YOUR ASSIGNMENT – Return every line of the listing that includes the string "text".
** EXTRACTED RECORDS follows **
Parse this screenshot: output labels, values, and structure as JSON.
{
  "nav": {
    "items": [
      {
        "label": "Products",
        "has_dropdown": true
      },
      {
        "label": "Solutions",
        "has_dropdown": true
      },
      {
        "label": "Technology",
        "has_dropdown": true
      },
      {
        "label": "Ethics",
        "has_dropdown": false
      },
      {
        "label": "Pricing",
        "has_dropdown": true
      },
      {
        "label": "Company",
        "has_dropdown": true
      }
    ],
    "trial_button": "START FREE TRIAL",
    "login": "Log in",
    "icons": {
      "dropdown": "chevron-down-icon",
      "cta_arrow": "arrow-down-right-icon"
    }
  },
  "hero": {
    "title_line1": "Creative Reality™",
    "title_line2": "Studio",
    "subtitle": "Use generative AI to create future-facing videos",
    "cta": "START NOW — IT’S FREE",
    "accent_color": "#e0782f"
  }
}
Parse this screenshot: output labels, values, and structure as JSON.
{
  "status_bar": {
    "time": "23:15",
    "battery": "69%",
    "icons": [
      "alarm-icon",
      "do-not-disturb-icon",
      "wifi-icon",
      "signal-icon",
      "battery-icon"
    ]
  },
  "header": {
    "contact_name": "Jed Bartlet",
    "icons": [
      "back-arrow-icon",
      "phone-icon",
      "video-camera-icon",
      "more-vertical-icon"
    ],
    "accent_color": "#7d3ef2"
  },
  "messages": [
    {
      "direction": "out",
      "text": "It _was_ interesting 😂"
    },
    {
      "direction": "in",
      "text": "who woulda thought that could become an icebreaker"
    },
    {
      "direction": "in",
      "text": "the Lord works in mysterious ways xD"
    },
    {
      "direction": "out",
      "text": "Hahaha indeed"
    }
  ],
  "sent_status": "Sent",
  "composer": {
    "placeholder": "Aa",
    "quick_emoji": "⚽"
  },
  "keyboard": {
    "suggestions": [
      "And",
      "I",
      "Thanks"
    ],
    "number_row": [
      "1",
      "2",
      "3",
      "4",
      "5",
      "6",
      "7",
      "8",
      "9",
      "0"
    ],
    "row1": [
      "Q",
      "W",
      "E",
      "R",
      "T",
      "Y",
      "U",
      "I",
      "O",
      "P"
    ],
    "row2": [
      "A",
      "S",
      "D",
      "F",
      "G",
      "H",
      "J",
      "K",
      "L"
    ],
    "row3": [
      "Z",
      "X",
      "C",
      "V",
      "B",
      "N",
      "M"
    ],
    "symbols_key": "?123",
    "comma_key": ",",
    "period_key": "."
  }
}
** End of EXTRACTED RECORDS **
EXERCISE RESULT –
      "text": "It _was_ interesting 😂"
      "text": "who woulda thought that could become an icebreaker"
      "text": "the Lord works in mysterious ways xD"
      "text": "Hahaha indeed"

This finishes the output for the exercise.